- for piano solo
This recording of March Wind was made by the pianist Duncan Honeybourne in 1996. The recording was made at the Wey Valley School on the new grand piano [26.vi.96] for the CD of my music made to raise money for the ME Association [as it was then called - now it is Chronic Fatigue....]. I was moved to support this charity by the plight of another wonderful local musician who has done so much to support me by commissioning & performing new works - Peter Oakes. March Wind was composed when I was at UCW Aberystwyth, and I performed it at one of the Monday lunchtime concerts. I remember failing to recapitulate into the coda properly, playing the entire composition from the start two or three times over before, thankfully, choosing the right bars to play to conclude the piece. What a nightmare! With my fragile technique - one which benefited enormously from the inspired teaching of the legendary Geoffrey Buckley - it was some time before I mustered up the courage to perform publicly again.
Whilst at Aberystwyth I performed some wonderful music under Geoffrey's encouraging guidance: the Waldstein sonata [though I always struggled with the glissandi octave passages in the final movement]; Schumann's 2nd sonata [f sharp minor]; Bartok Mikrokosmos Books V and VI; Lennox Berkeley Preludes; the third, single movement sonata by Prokofiev; Grieg's Holberg Suite - which I performed in the Great Hall; Faschingswank aus Wien [Schumann] with the fantastic intermezzo. I played the first movement as part of an end of year assessment; Schubert op.90 Impromptus; the 5th English Suite by Bach; various Ireland pieces, such as the London Pieces; and he helped me play my own works in preparation for the composers' forum which was held regularly throughout my time as a student.
We learned about fugue writing with Prof. Parrott, with a Monday morning 9.00 o'clock lecture. I can remember on at least one occasion being in a helpless state of giggles in one such lecture, along with the entire class of undergraduates. It was just about containable unless asked a direct question by the Prof. Then it all burst out in embarrassingly uncontrollable guffaws....But my love of fugue and counterpoint stemmed from these classes, alongside the Bach Preludes & Fugues I was given to learn each week by the then Mrs Buckley who was my teacher for a term. She was quietly responsible for forcing me to work enormously hard to get my fledgeling technique up to an acceptable standard. I remember climbing into the music department [in the old castle building on the seafront by the pier] through a downstairs loo window [I think....] so that I could practice in the lecture room on the huge Steinwey grand. The place was reputedly haunted, and there were frequent 'noises'... like in most old buildings. I played to hide the silences and improve my technique. After Christmas in my first year she transferred me to Geoffrey, which in my eyes was a reward for my efforts. Actually it is more likely that she was disgusted by my finger-nails, bitten to the quick by my nervous fear and just occasionally bleeding.... But at least I don't smoke, drink or worse.
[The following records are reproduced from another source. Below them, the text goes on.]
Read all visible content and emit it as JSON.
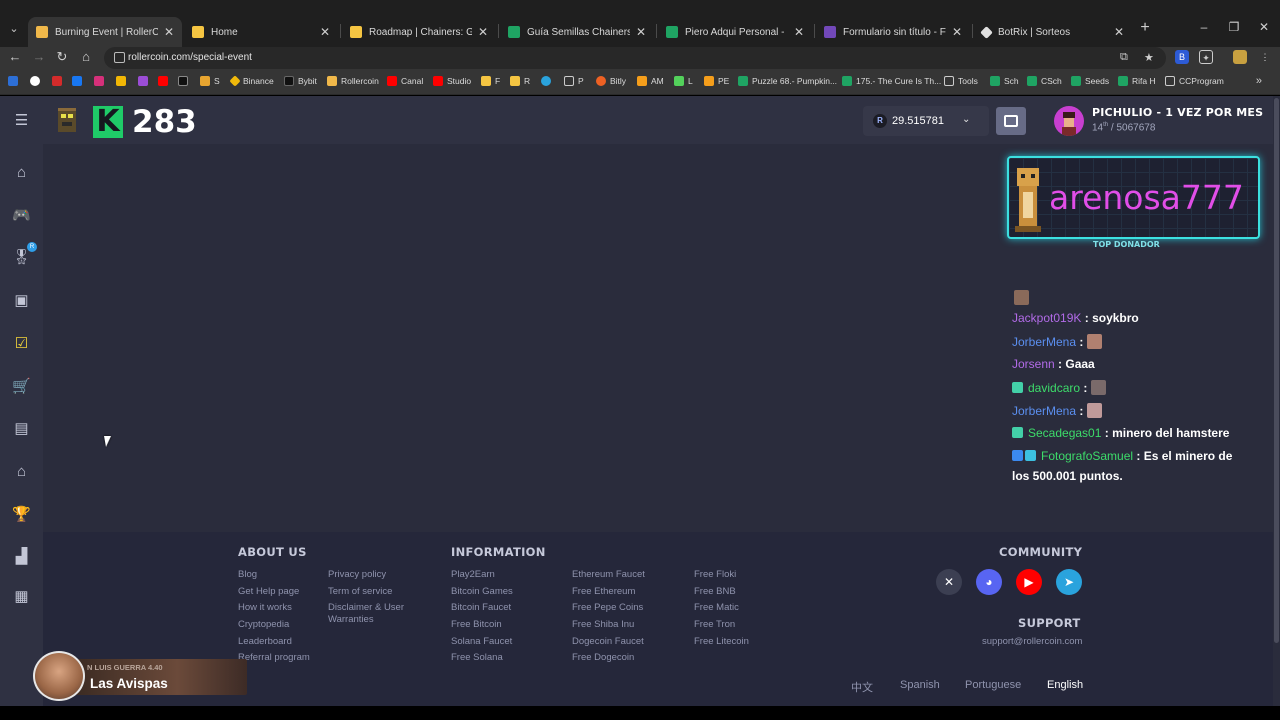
{
  "browser": {
    "tabs": [
      {
        "label": "Burning Event | RollerCoin",
        "active": true,
        "color": "#f0b84a"
      },
      {
        "label": "Home",
        "active": false,
        "color": "#f5c542"
      },
      {
        "label": "Roadmap | Chainers: GitBook",
        "active": false,
        "color": "#f5c542"
      },
      {
        "label": "Guía Semillas Chainers by Piero",
        "active": false,
        "color": "#1fa463"
      },
      {
        "label": "Piero Adqui Personal - Hojas de",
        "active": false,
        "color": "#1fa463"
      },
      {
        "label": "Formulario sin título - Formular",
        "active": false,
        "color": "#7248b9"
      },
      {
        "label": "BotRix | Sorteos",
        "active": false,
        "color": "#e0e0e0"
      }
    ],
    "close_glyph": "✕",
    "new_tab_glyph": "+",
    "url": "rollercoin.com/special-event",
    "bookmarks": [
      "Binance",
      "Bybit",
      "Rollercoin",
      "Canal",
      "Studio",
      "F",
      "R",
      "P",
      "Bitly",
      "AM",
      "L",
      "PE",
      "Puzzle 68.- Pumpkin...",
      "175.- The Cure Is Th...",
      "Tools",
      "Sch",
      "CSch",
      "Seeds",
      "Rifa H",
      "CCProgram"
    ],
    "bookmark_single": [
      "S"
    ]
  },
  "header": {
    "k_letter": "K",
    "k_count": "283",
    "balance_currency": "R",
    "balance_value": "29.515781",
    "user_name": "PICHULIO - 1 VEZ POR MES",
    "user_rank_pos": "14",
    "user_rank_suffix": "th",
    "user_rank_total": " / 5067678"
  },
  "donor": {
    "name": "arenosa777",
    "label": "TOP DONADOR"
  },
  "chat": [
    {
      "user": "Jackpot019K",
      "msg": "soykbro",
      "color": "purple"
    },
    {
      "user": "JorberMena",
      "msg": "",
      "color": "blue"
    },
    {
      "user": "Jorsenn",
      "msg": "Gaaa",
      "color": "purple"
    },
    {
      "user": "davidcaro",
      "msg": "",
      "color": "green"
    },
    {
      "user": "JorberMena",
      "msg": "",
      "color": "blue"
    },
    {
      "user": "Secadegas01",
      "msg": "minero del hamstere",
      "color": "green"
    },
    {
      "user": "FotografoSamuel",
      "msg": "Es el minero de",
      "color": "green"
    },
    {
      "msg_cont": "los 500.001 puntos."
    }
  ],
  "chat_separator": " : ",
  "footer": {
    "about_us": {
      "title": "ABOUT US",
      "col1": [
        "Blog",
        "Get Help page",
        "How it works",
        "Cryptopedia",
        "Leaderboard",
        "Referral program"
      ],
      "col2": [
        "Privacy policy",
        "Term of service",
        "Disclaimer & User",
        "Warranties"
      ]
    },
    "information": {
      "title": "INFORMATION",
      "col1": [
        "Play2Earn",
        "Bitcoin Games",
        "Bitcoin Faucet",
        "Free Bitcoin",
        "Solana Faucet",
        "Free Solana"
      ],
      "col2": [
        "Ethereum Faucet",
        "Free Ethereum",
        "Free Pepe Coins",
        "Free Shiba Inu",
        "Dogecoin Faucet",
        "Free Dogecoin"
      ],
      "col3": [
        "Free Floki",
        "Free BNB",
        "Free Matic",
        "Free Tron",
        "Free Litecoin"
      ]
    },
    "community_title": "COMMUNITY",
    "support_title": "SUPPORT",
    "support_email": "support@rollercoin.com",
    "languages": [
      "中文",
      "Spanish",
      "Portuguese",
      "English"
    ],
    "active_language": "English"
  },
  "overlay": {
    "small_text": "N LUIS GUERRA 4.40",
    "title": "Las Avispas"
  },
  "colors": {
    "page_bg": "#2a2c3c",
    "sidebar_bg": "#2f3142",
    "accent_green": "#1fcb68",
    "donor_border": "#3ce0e0",
    "donor_name": "#e14ee8"
  }
}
At Weymouth College later I organised many concerts, and came to know Geoffrey as a good friend through his frequent visits to give solo and concerto performances. I directed all the later Mozart piano concertos with him as soloist, as well as Beethoven [no's 1, 4 & 5] and Rachmaninov no.2. I introduced Duncan to Geoffrey, and, through my other Welsh connections, to the cellist Sharon McKinley, with whom he performed very many recitals. I too directed Sharon and my 'Quidlibet Sinfonia' in a performance of the Dvorak cello concerto [in St George's, Fordington].
March Wind was inspired by a poem by Phyllis Taylor. I met her in Llandudno when I was visiting the Franciscan outpost there. She was absolutely thrilled with the piece, and surprised at the speed with which it was composed [three days]:
Give me the lash of March's maddest blusters,
Sou'westerly - the brimming stream a-race;
The alder bushes fringed with catkin clusters,
Flurries of hail that sting my glowing face;
Then sunset; clouds wind-driven; Venus gleaming,
And creak of storm-tossed boughs to lull my dreaming.